• Seth Yeeda's family want answers about the medical care provided to the WA teenager who died in custody (Kearyn Cox)Source: Kearyn Cox
A coronial inquest is investigating the medical care provided to Miriuwung Gajerrong teenager Seth Yeeda who died in the West Kimberley Regional Prison in 2018.
Kearyn Cox

6 Sep 2021 - 7:58 AM  UPDATED 6 Sep 2021 - 8:09 AM

Seth Yeeda's family wants answers about the death in custody of the WA teenager who had a long history of chronic heart problems.

Mr Yeeda was only 19 when he died at the West Kimberley Regional Prison on 3 May 2018.

His mother Marlene Carlton said it has been heartbreaking to sit in court and listen to the evidence.

“They failed in their duty of care. They took him right out of the family and they took that duty of care from us," she told NITV News.

"They put him in the justice system where they failed him.”
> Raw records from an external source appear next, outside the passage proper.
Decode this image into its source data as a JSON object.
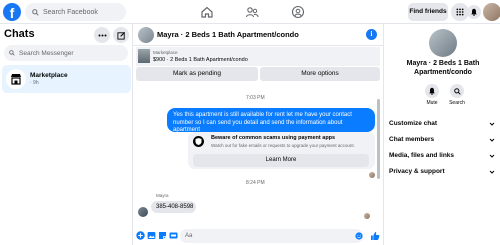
{
  "topbar": {
    "logo": "f",
    "search_placeholder": "Search Facebook",
    "find_friends": "Find friends"
  },
  "sidebar": {
    "title": "Chats",
    "search_placeholder": "Search Messenger",
    "items": [
      {
        "name": "Marketplace",
        "subtitle": "· 9h"
      }
    ]
  },
  "conversation": {
    "title": "Mayra · 2 Beds 1 Bath Apartment/condo",
    "listing": {
      "label": "Marketplace",
      "price_line": "$900 · 2 Beds 1 Bath Apartment/condo"
    },
    "actions": {
      "mark_pending": "Mark as pending",
      "more_options": "More options"
    },
    "time_1": "7:03 PM",
    "outgoing_message": "Yes this apartment is still available for rent let me have your contact number so I can send you detail and send the information about apartment",
    "scam_card": {
      "title": "Beware of common scams using payment apps",
      "body": "Watch out for fake emails or requests to upgrade your payment account.",
      "button": "Learn More"
    },
    "time_2": "8:24 PM",
    "sender_name": "Mayra",
    "incoming_message": "385-408-8598",
    "composer_placeholder": "Aa"
  },
  "right_panel": {
    "title": "Mayra · 2 Beds 1 Bath Apartment/condo",
    "mute_label": "Mute",
    "search_label": "Search",
    "sections": [
      "Customize chat",
      "Chat members",
      "Media, files and links",
      "Privacy & support"
    ]
  },
  "colors": {
    "accent": "#1877f2",
    "bubble": "#0a7cff",
    "bg_gray": "#f0f2f5"
  }
}
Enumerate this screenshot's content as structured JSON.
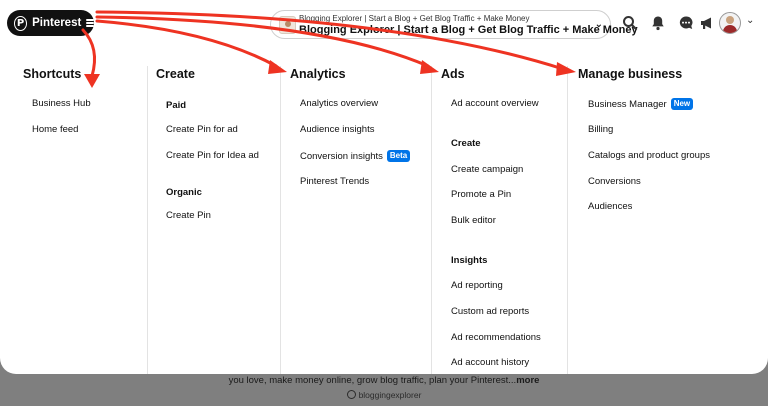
{
  "header": {
    "brand_label": "Pinterest",
    "board": {
      "subtitle": "Blogging Explorer | Start a Blog + Get Blog Traffic + Make Money",
      "title": "Blogging Explorer | Start a Blog + Get Blog Traffic + Make Money"
    },
    "icons": [
      "search-icon",
      "bell-icon",
      "chat-icon",
      "megaphone-icon",
      "avatar",
      "chevron-down-icon"
    ]
  },
  "menu": {
    "shortcuts": {
      "title": "Shortcuts",
      "items": [
        "Business Hub",
        "Home feed"
      ]
    },
    "create": {
      "title": "Create",
      "paid_heading": "Paid",
      "paid_items": [
        "Create Pin for ad",
        "Create Pin for Idea ad"
      ],
      "organic_heading": "Organic",
      "organic_items": [
        "Create Pin"
      ]
    },
    "analytics": {
      "title": "Analytics",
      "items": [
        "Analytics overview",
        "Audience insights",
        "Conversion insights",
        "Pinterest Trends"
      ],
      "beta_badge": "Beta"
    },
    "ads": {
      "title": "Ads",
      "items": [
        "Ad account overview"
      ],
      "create_heading": "Create",
      "create_items": [
        "Create campaign",
        "Promote a Pin",
        "Bulk editor"
      ],
      "insights_heading": "Insights",
      "insights_items": [
        "Ad reporting",
        "Custom ad reports",
        "Ad recommendations",
        "Ad account history"
      ]
    },
    "manage": {
      "title": "Manage business",
      "items": [
        "Business Manager",
        "Billing",
        "Catalogs and product groups",
        "Conversions",
        "Audiences"
      ],
      "new_badge": "New"
    }
  },
  "background": {
    "description_text": "you love, make money online, grow blog traffic, plan your Pinterest...",
    "more_link": "more",
    "profile_handle": "bloggingexplorer"
  },
  "colors": {
    "annotation_arrow": "#ee3322",
    "badge_blue": "#0074e8",
    "brand_black": "#111111"
  }
}
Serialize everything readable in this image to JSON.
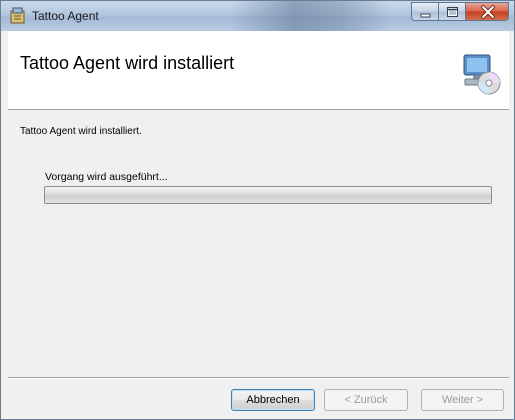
{
  "window": {
    "title": "Tattoo Agent"
  },
  "banner": {
    "title": "Tattoo Agent wird installiert",
    "icon": "installer-computer-disc-icon"
  },
  "content": {
    "status_text": "Tattoo Agent wird installiert.",
    "progress_label": "Vorgang wird ausgeführt...",
    "progress_fraction": 0
  },
  "buttons": {
    "cancel": "Abbrechen",
    "back": "< Zurück",
    "next": "Weiter >"
  },
  "colors": {
    "titlebar": "#b2c7df",
    "close_button": "#c2401f",
    "default_button_border": "#3c7fb1"
  }
}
The WA Coroner's Court heard Mr Yeeda had a significant medical history, having been diagnosed with Acute Rheumatic Fever when he was 9 years old. 

While he was in custody, a medical alert was placed on his prison records and he was assessed as being 'not fit for sports or strenuous activity'.  
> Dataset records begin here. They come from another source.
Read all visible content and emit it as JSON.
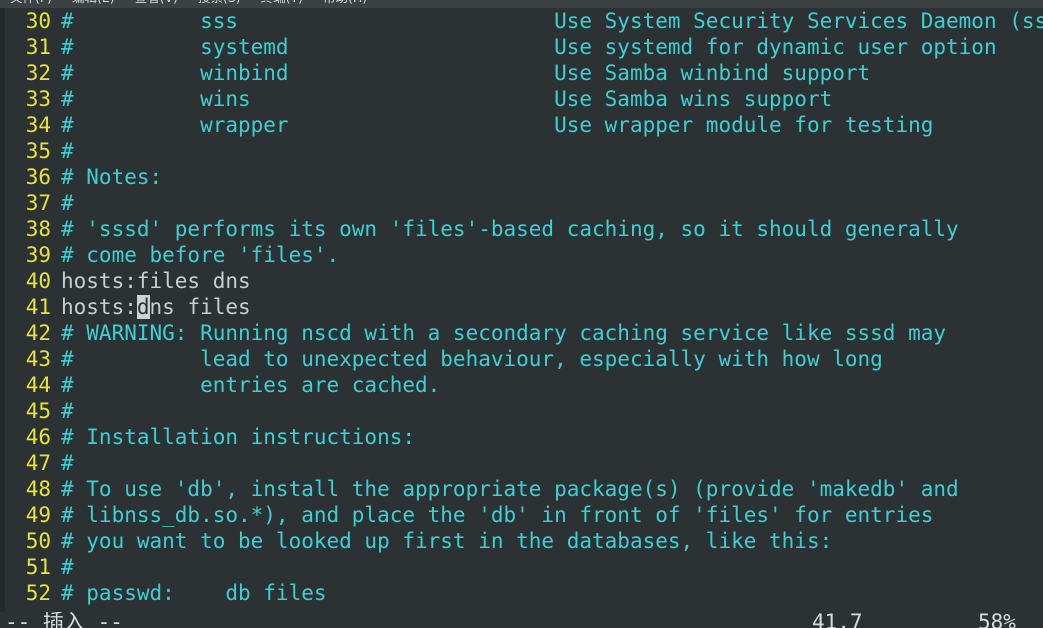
{
  "window": {
    "menubar": [
      {
        "label": "文件(F)",
        "name": "menu-file"
      },
      {
        "label": "编辑(E)",
        "name": "menu-edit"
      },
      {
        "label": "查看(V)",
        "name": "menu-view"
      },
      {
        "label": "搜索(S)",
        "name": "menu-search"
      },
      {
        "label": "终端(T)",
        "name": "menu-terminal"
      },
      {
        "label": "帮助(H)",
        "name": "menu-help"
      }
    ]
  },
  "colors": {
    "background": "#2c3233",
    "menubar_bg": "#3c4143",
    "line_number": "#e8e337",
    "comment": "#3cd0d4",
    "plain_text": "#c9cdcd",
    "cursor_bg": "#ced2d2",
    "status_text": "#d7dbdc"
  },
  "editor": {
    "lines": [
      {
        "num": "30",
        "kind": "comment",
        "text": "#          sss                         Use System Security Services Daemon (sssd)"
      },
      {
        "num": "31",
        "kind": "comment",
        "text": "#          systemd                     Use systemd for dynamic user option"
      },
      {
        "num": "32",
        "kind": "comment",
        "text": "#          winbind                     Use Samba winbind support"
      },
      {
        "num": "33",
        "kind": "comment",
        "text": "#          wins                        Use Samba wins support"
      },
      {
        "num": "34",
        "kind": "comment",
        "text": "#          wrapper                     Use wrapper module for testing"
      },
      {
        "num": "35",
        "kind": "comment",
        "text": "#"
      },
      {
        "num": "36",
        "kind": "comment",
        "text": "# Notes:"
      },
      {
        "num": "37",
        "kind": "comment",
        "text": "#"
      },
      {
        "num": "38",
        "kind": "comment",
        "text": "# 'sssd' performs its own 'files'-based caching, so it should generally"
      },
      {
        "num": "39",
        "kind": "comment",
        "text": "# come before 'files'."
      },
      {
        "num": "40",
        "kind": "plain",
        "text": "hosts:files dns"
      },
      {
        "num": "41",
        "kind": "plain-cursor",
        "text": "hosts:dns files",
        "cursor_col": 6
      },
      {
        "num": "42",
        "kind": "comment",
        "text": "# WARNING: Running nscd with a secondary caching service like sssd may"
      },
      {
        "num": "43",
        "kind": "comment",
        "text": "#          lead to unexpected behaviour, especially with how long"
      },
      {
        "num": "44",
        "kind": "comment",
        "text": "#          entries are cached."
      },
      {
        "num": "45",
        "kind": "comment",
        "text": "#"
      },
      {
        "num": "46",
        "kind": "comment",
        "text": "# Installation instructions:"
      },
      {
        "num": "47",
        "kind": "comment",
        "text": "#"
      },
      {
        "num": "48",
        "kind": "comment",
        "text": "# To use 'db', install the appropriate package(s) (provide 'makedb' and"
      },
      {
        "num": "49",
        "kind": "comment",
        "text": "# libnss_db.so.*), and place the 'db' in front of 'files' for entries"
      },
      {
        "num": "50",
        "kind": "comment",
        "text": "# you want to be looked up first in the databases, like this:"
      },
      {
        "num": "51",
        "kind": "comment",
        "text": "#"
      },
      {
        "num": "52",
        "kind": "comment",
        "text": "# passwd:    db files"
      }
    ]
  },
  "status": {
    "mode": "-- 插入 --",
    "position": "41,7",
    "percent": "58%"
  }
}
Mr Yeeda received monthly bicillin injections and on 5 December 2017, he was referred to an urgent cardiology appointment.
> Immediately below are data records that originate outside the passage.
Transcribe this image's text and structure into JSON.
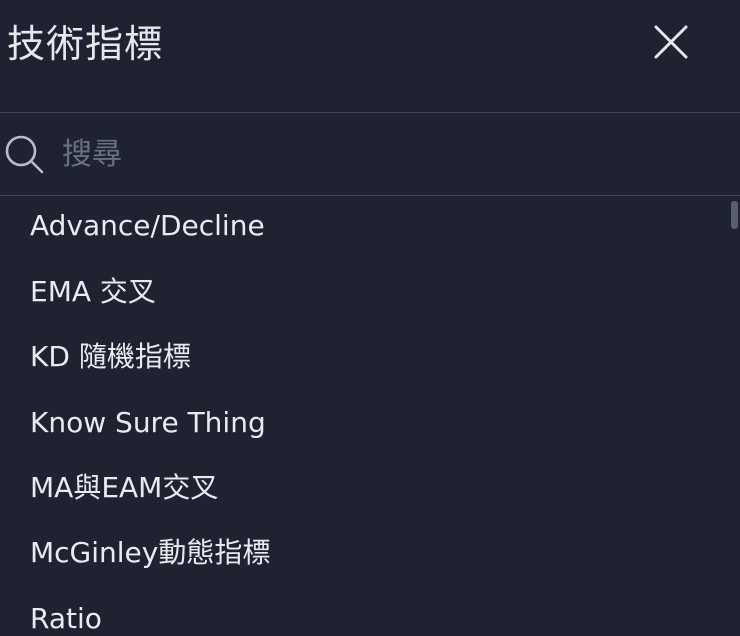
{
  "header": {
    "title": "技術指標",
    "close_icon": "close-icon"
  },
  "search": {
    "icon": "search-icon",
    "placeholder": "搜尋",
    "value": ""
  },
  "indicators": [
    {
      "label": "Advance/Decline"
    },
    {
      "label": "EMA 交叉"
    },
    {
      "label": "KD 隨機指標"
    },
    {
      "label": "Know Sure Thing"
    },
    {
      "label": "MA與EAM交叉"
    },
    {
      "label": "McGinley動態指標"
    },
    {
      "label": "Ratio"
    }
  ],
  "colors": {
    "background": "#1f2331",
    "text": "#e9ebf0",
    "divider": "#434857",
    "placeholder": "#6b7080",
    "scrollbar": "#5a5f6d"
  }
}
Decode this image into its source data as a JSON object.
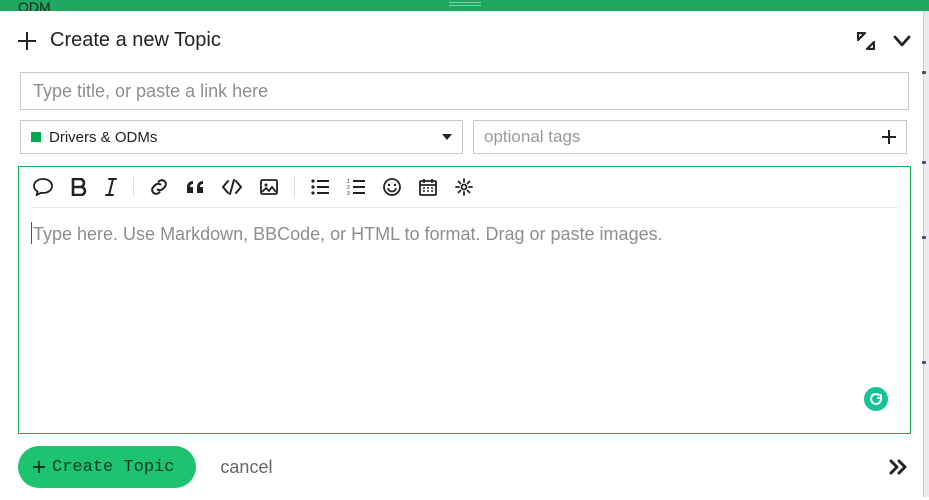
{
  "header": {
    "peek_text": "ODM",
    "title": "Create a new Topic"
  },
  "inputs": {
    "title_placeholder": "Type title, or paste a link here",
    "category_label": "Drivers & ODMs",
    "tags_placeholder": "optional tags",
    "editor_placeholder": "Type here. Use Markdown, BBCode, or HTML to format. Drag or paste images."
  },
  "footer": {
    "create_label": "Create Topic",
    "cancel_label": "cancel"
  },
  "colors": {
    "accent": "#1ea862",
    "category_swatch": "#00a94f",
    "button": "#1ec36f"
  }
}
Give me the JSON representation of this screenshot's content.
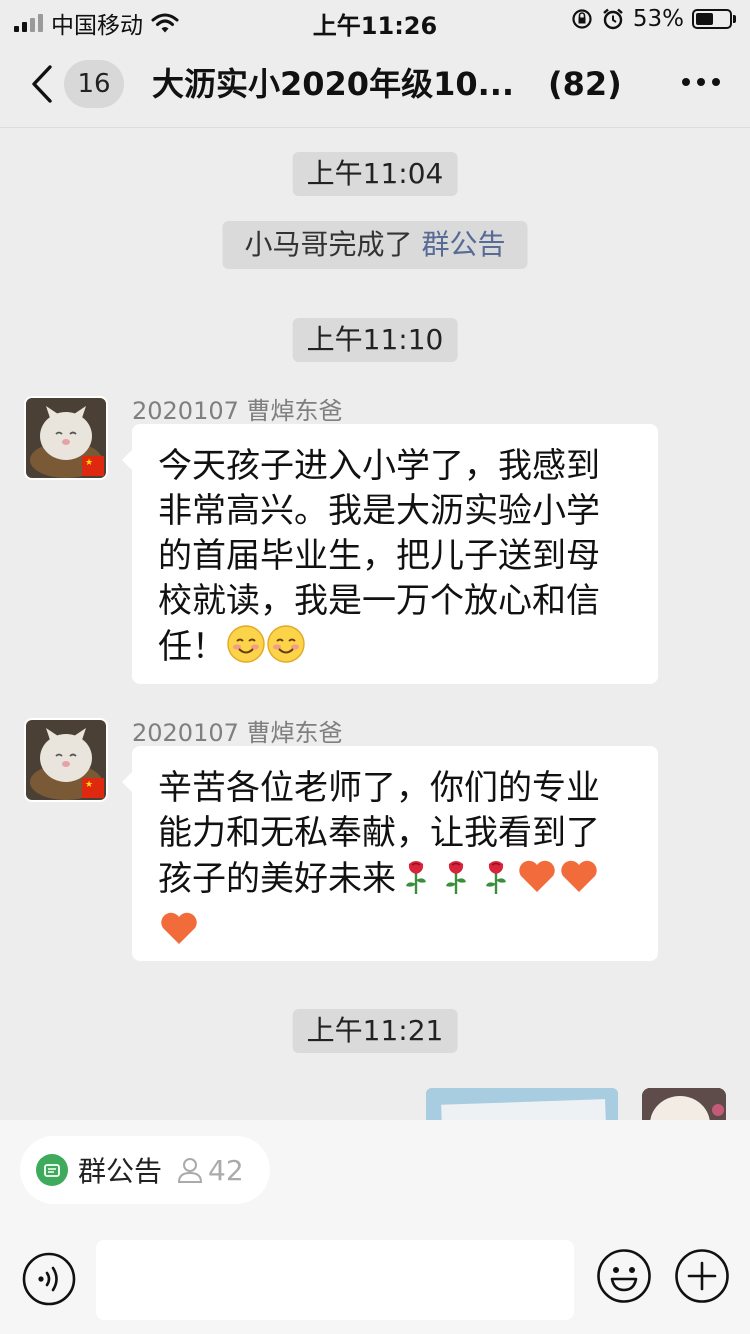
{
  "status_bar": {
    "carrier": "中国移动",
    "time": "上午11:26",
    "battery": "53%",
    "battery_level": 0.53,
    "icons": [
      "signal-icon",
      "wifi-icon",
      "rotation-lock-icon",
      "alarm-icon",
      "battery-icon"
    ]
  },
  "nav": {
    "unread_count": "16",
    "title": "大沥实小2020年级10...",
    "member_count": "(82)",
    "icons": [
      "back-chevron-icon",
      "more-dots-icon"
    ]
  },
  "chat": {
    "timestamps": [
      "上午11:04",
      "上午11:10",
      "上午11:21"
    ],
    "system_message": {
      "text": "小马哥完成了",
      "link": "群公告"
    },
    "messages": [
      {
        "sender": "2020107 曹焯东爸",
        "text": "今天孩子进入小学了，我感到非常高兴。我是大沥实验小学的首届毕业生，把儿子送到母校就读，我是一万个放心和信任！",
        "emoji": [
          "smiling-face-icon",
          "smiling-face-icon"
        ]
      },
      {
        "sender": "2020107 曹焯东爸",
        "text": "辛苦各位老师了，你们的专业能力和无私奉献，让我看到了孩子的美好未来",
        "emoji": [
          "rose-icon",
          "rose-icon",
          "rose-icon",
          "heart-icon",
          "heart-icon",
          "heart-icon"
        ]
      }
    ]
  },
  "notice_bar": {
    "label": "群公告",
    "count": "42",
    "icons": [
      "notice-icon",
      "person-icon"
    ]
  },
  "input_bar": {
    "placeholder": "",
    "icons": [
      "voice-icon",
      "emoji-icon",
      "plus-icon"
    ]
  },
  "colors": {
    "background": "#ededed",
    "link": "#576b95",
    "notice_green": "#3eaa5b",
    "heart": "#f26b3a",
    "rose": "#d9233a"
  }
}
However despite that referral, Mr Yeeda was not added to the visiting cardiologists list and missed the appointment.

A second referral was made in January 2018, however the court heard there is no evidence the referral was ever sent to, or received by the service provider.

The court also heard that Mr Yeeda's medical alert that he was 'not fit for sport' was changed on 12 April 2018 by a nurse at the West Kimberley Regional Prison. No reference or reason was recorded.

On the day he died, Mr Yeeda had been playing basketball with other inmates. A short time later he collapsed to the floor.

Prison officers responded and began CPR before he was taken to the Derby Regional Hospital where he later died.

Sergeant Assisting Alan Becker told the court the inquest would consider whether the medical care provided to Mr Yeeda was 'commensurate with community standards'.

Mr Yeeda's mother Marlene Carlton said the prison system was aware of her son’s health problems. 

“They knew about his health problem from the age of 13 from being in Banksia, in and out till he was 18. So they can’t say they did not know about his heart condition, they did know. And they failed to do something. 

“The prison system, the justice system and the health system all failed him. They just didn’t do their job.

Marlene’s eldest sister Helen Carlton says her nephew came from a good home. 

“We are good people. The local people know us in the town and where he come from.

“Teenagers get in to mischief, that’s how he ended up in the system. Banksia correctional had him in and out since he was 13 years old.

"We tried to support him as a family and did as much as we could do to keep him out of that situation.”

Ms Carlton said she was one of the last people to speak to her nephew.

“He was telling me when I come out I want to start a family. He knew what he done was wrong, he was young but he was growing up. He wanted to be somebody. He didn’t even have the chance to have it.”

She said she stressed to him the importance of his medications. 

“I know I stressed for the right reasons, I knew when he came into this world that he was very sick. We knew that he was going to have to have medication until he was 40 years old. 

“There were warnings there to protect him. Health staff were supposed to look at them warnings and work on them but they actually removed them safeguards and removed all mention of his heart condition.”

Marlene’s partner Daniel Taylor said the family wants answers.

“There’s been no justice, they have ticked the boxes and they have gone through the motions but there is no justice. 

“We are going to have to wait now until the coroner gives the findings.”

“There is consequences to the actions we do, we end up in jail and we are held responsible and punished for that. Where are the consequences for their actions? I think that is all we need.”

Marlene says she will receive the Coroner's findings over the phone as she has to fly back to her home in Kununurra.

The inquest is expected to resume later this month.

Explainer: Royal Commission into Aboriginal Deaths in Custody
In 1987, a landmark Royal Commission was established to investigate the causes of deaths of Aboriginal people in the nation's prisons.